There would have to be adequate supply of water of acceptable quality, aside from reliable power, if the dream of Catanduanes to have its own abaca pulp mill is to be realized.
This was stressed during the recent Investment Forum on “the Potentials and Prospects of Abaca Pulp Industry in Catanduanes” by resource speaker Engr. Gerson Escaro of Germarine Industries.
Escaro told local abaca industry stakeholders during the May 25 forum at Rakdell Inn that the pulp mill setup requires that there should be two or more sources of acceptable, mill-use quality water that should not be too costly.
While there is available raw material on the island, he said, planners have to determine the volume of abaca fiber which can be tapped for pulp mill use without unduly putting pressure on current demand and supply situation. Using Catanduanes fiber along would be difficult, Escaro stressed, as it would have to be blended with other abaca fibers from Mindanao for optimum quality.
The logistical cost of delivery of the fiber, chemicals and other supplies to the mill site also needs consideration as well as supply and technical tie-ups with prospective pulp buyers, including market support, he added.
A study has to be conducted by the prospective investor to determine if a pulp mill is viable here, Escaro pointed out.
The industry consultant revealed that years ago when an investor wanted to set up such a mill, Catanduanes was not considered for evaluation, with the mill eventually built in Cabadbaran, Leyte where it is now the world’s biggest.
The Philippines is the main abaca pulp supplier with four mills in Albay (1), Leyte (2) and Mindanao (1) having a combined capacity of 3,000 metric tons of pulp per year. It was disclosed that the current capacity is just enough to supply existing demand in the world market, which is expected to increase at 4% per annum. Expansion is deterred by the high prices of abaca pulp, currently four times more expensive than wood pulp.
In Ecuador’s commercial abaca plantations, mechanized stripping results in fiber length of two to four meters, or twice that of Catanduanes fiber which is manually stripped. “Hand stripping must be combined with the mechanical process,” Escaro said.
He also noted that fiber grades on the island have large variations, with low, middle or high sides within S2 class.], while in Leyte mechanized stripping results in two grades only for S2. There should be uniform classification and quality of fiber, he said, otherwise the pulp mill has to reclassify the fiber again into grades that it wants.
Executive Director Atty, Raul Angeles of the Board of Investments (BOI) Investments Assistance Center, remarked that the issues can only be addressed if the concerned agencies and stakeholders would be united.
He likewise cited the need to look into existing power contracts, pointing out that nobody would put up a pulp mill if there is intermittent power supply.
“We have to move fast of we are to move ahead of competition from neighboring countries in Asia,” Angeles said. “If we will not help ourselves, we will be OFWs of other countries.”

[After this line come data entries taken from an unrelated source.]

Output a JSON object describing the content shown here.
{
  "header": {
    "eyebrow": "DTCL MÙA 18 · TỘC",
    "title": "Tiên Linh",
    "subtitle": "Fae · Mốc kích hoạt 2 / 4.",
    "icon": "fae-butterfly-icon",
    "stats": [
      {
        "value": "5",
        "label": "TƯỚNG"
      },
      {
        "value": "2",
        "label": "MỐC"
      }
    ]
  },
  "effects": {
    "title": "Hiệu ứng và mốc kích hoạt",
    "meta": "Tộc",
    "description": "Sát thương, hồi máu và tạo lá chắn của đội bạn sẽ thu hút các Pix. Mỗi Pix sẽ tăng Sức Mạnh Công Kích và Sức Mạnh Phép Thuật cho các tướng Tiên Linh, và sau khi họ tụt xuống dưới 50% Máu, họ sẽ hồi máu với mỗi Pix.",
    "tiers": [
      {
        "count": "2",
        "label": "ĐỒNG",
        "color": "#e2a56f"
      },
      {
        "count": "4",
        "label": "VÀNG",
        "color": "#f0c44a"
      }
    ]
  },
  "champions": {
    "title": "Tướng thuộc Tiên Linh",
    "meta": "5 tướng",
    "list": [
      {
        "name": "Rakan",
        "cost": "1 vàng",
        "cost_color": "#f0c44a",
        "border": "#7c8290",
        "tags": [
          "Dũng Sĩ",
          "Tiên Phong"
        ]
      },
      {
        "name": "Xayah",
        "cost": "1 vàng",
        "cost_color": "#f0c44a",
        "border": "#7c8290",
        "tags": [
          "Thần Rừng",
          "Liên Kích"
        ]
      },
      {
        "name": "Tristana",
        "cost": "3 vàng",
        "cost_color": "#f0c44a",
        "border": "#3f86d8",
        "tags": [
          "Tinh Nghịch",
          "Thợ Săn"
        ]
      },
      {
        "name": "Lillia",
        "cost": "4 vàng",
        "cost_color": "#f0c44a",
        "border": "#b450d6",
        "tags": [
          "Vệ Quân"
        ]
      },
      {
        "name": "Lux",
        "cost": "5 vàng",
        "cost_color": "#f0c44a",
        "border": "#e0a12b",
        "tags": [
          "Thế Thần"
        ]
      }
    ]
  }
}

The BOI official also discussed the 2016 Investment Priorities Plan of the national government while an aide talked on the impact of changing technological and economic factors on markets for natural industrial fibers such as abaca.
The country’s abaca exports have reached US$115 million in 2015, with RP supplying 90 percent of the world market. Catanduanes accounts for nearly 35% of total abaca fiber production.
Despite the high price of fiber since 2012, now at P67 per kilo, buying price on the island is low. This was attributed to traders controlling the local market.